Francis McLaren’s Lutyens-designed headboard at Busbridge churchyard © Tim Skelton
8 College Street, London, formerly house of Francis and Barbara McLaren © James Brazier
Lutyens’s Work for the Jekyll Extended Family
By James Brazier
Richard Page’s reference in the Summer Newsletter to Mulberry House, Westminster having been built by Edwin Lutyens for MP Reginald McKenna (1863-1943) prompted me to contact the editor, and this article is the consequence of that. A study of some commissions Lutyens was given through his close association with Gertrude Jekyll (1843-1932) illustrates just how successful he was as a networker and how one commission progressively led to another, particularly within the Jekyll extended family.
When Lutyens first met Jekyll in 1889 and was later commissioned by her to build Munstead Wood (completed in 1896), he could hardly have foreseen how his connection with her family would develop. Gertrude was the brother of Sir Herbert Jekyll (1846-1932) who, with his artist wife Agnes, née Graham (1861-1937), had two daughters, Barbara and Pamela. They also had a son, Francis, who never married but continued to live at the family home, Munstead House. He wrote a very good book on Miss Jekyll, Gertrude Jekyll: a Memoir (1934). This article is largely about Lutyens’s work resulting from Barbara and Pamela’s influence.
An early Lutyens commission was the headstone marking the grave of Julia Jekyll (1813-1895), mother of Herbert and Gertrude, at Busbridge churchyard near Munstead. It was to be the first of a number of Lutyens designed grave-markers there for the Jekyll extended family.
Barbara married the Hon Francis McLaren MP in 1911 and Pamela Reginald McKenna in 1908. McLaren’s sister, Florence, married Sir Henry Norman in 1907. All three men were Liberal MPs and required London townhouses, ideally in Westminster, and Lutyens was commissioned to design them. All were built in 1911. These consist of two houses forming a single composition, known as 8 Little College Street (for the McLarens), and The Corner House, Cowley Street, now at 10 Great Peter Street (for the Normans), and 36 Smith Square (the McKennas), which is only a short walk away.

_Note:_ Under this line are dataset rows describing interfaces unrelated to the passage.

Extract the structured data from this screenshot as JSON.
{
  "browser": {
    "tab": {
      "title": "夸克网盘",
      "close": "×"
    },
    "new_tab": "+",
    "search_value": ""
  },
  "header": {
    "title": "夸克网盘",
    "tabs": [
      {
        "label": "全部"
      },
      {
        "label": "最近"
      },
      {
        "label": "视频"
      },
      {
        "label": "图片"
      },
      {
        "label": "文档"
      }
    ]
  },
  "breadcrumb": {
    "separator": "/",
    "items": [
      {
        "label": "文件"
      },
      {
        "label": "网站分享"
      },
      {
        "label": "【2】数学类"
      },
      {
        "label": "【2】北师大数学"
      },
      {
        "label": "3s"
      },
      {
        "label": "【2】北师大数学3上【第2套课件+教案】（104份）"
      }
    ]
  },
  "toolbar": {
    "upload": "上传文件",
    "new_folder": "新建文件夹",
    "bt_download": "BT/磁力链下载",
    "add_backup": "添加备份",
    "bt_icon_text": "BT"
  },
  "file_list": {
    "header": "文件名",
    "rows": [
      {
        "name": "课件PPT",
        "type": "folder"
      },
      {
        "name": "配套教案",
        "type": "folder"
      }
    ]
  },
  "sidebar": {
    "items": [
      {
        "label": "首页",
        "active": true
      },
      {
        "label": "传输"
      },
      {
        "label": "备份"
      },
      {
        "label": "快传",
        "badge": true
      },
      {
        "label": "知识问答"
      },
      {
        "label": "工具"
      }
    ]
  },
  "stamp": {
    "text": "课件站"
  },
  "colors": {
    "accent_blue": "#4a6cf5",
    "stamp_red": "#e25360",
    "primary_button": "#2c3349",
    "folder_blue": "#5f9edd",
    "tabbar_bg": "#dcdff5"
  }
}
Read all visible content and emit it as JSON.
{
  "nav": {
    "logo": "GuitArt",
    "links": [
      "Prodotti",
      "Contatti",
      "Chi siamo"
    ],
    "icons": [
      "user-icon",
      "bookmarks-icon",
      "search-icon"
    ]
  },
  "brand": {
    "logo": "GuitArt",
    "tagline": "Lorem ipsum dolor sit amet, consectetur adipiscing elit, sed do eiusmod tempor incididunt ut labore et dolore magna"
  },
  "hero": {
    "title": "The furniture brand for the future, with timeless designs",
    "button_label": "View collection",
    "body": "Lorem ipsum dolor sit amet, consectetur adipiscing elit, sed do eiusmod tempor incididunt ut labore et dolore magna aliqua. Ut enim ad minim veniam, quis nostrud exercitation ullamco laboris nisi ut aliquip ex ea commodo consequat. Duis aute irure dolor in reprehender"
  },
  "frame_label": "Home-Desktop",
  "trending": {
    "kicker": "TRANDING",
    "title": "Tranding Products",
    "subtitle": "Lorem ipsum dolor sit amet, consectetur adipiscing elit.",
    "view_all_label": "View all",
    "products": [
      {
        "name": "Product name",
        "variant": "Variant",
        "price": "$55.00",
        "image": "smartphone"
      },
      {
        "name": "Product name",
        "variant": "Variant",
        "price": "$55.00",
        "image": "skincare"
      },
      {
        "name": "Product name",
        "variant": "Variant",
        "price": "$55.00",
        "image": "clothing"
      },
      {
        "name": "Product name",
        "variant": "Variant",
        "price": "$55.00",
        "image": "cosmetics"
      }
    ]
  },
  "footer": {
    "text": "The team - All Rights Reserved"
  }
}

The Great War broke out with disastrous consequences for the McLaren family when Francis was killed in a flying accident at Montrose, Scotland while serving as a second lieutenant in the Royal Flying Corps. Francis was buried with full military honours at Busbridge churchyard a few feet from the grave of Julia Jekyll. Lutyens was engaged to design a headboard to mark Francis’s grave and this sparked my interest in the Lutyens-Jekyll connections. When I first found this oak five-panelled headboard around 25 years ago, it was beginning to show its age but, because it was adjacent to the Jekyll plot containing the graves of Gertrude and Herbert’s family, I felt there had to be a connection between the two families and, importantly, that Lutyens had probably designed the Grade II-listed wooden headboard. I later received confirmation from Margaret Richardson that it was indeed Lutyens’s work. I’m pleased to say it subsequently underwent extensive professional restoration and was rededicated in 2000.
Pamela’s husband was chairman of Midland Bank, which commissioned Lutyens to build its HQ at Poultry in the City and three branches — in Piccadilly and Leadenhall Street in London and King Street, Manchester. McKenna also commissioned Lutyens to build Mells Park House on the Mells estate in Somerset. Francis McLaren’s parliamentary constituency was Spalding and it was through Barbara’s influence (and financial contributions) that Lutyens was commissioned to design the impressive Spalding War Memorial. Lutyens also designed war
memorials at Busbridge and Wargrave, where the Jekyll family once lived. Had McLaren not died in the war, it’s probable that he, too, would have commissioned Lutyens to build him a country house.
Other Lutyens commissions that can be traced back to the Jekyll family include those from the Graham family. Agnes Graham’s sister, Frances, married Sir John Horner. It was Horner’s family who owned the Mells estate, and John let the old house to his niece Pamela and Reginald for a nominal rent on the condition that they rebuilt Park House. Lutyens’s resulting redesign, in a neoclassical style, was built in 1925. Among other Lutyens commissions from the Horner connection was the plinth in Mells Church supporting the fine equestrian statue by Alfred Munnings of John’s son, Edward, who also lost his life in the war. And Lutyens designed a number of public buildings in Mells which, undoubtedly, were commissioned by the Horner family. But the best thing at Mells is the McKenna family grave in St Andrew’s churchyard of 1932.
No doubt further Lutyens commissions can be traced from the Jekyll family but, in this short article, it’s not possible to explore this intriguing and revealing subject fully.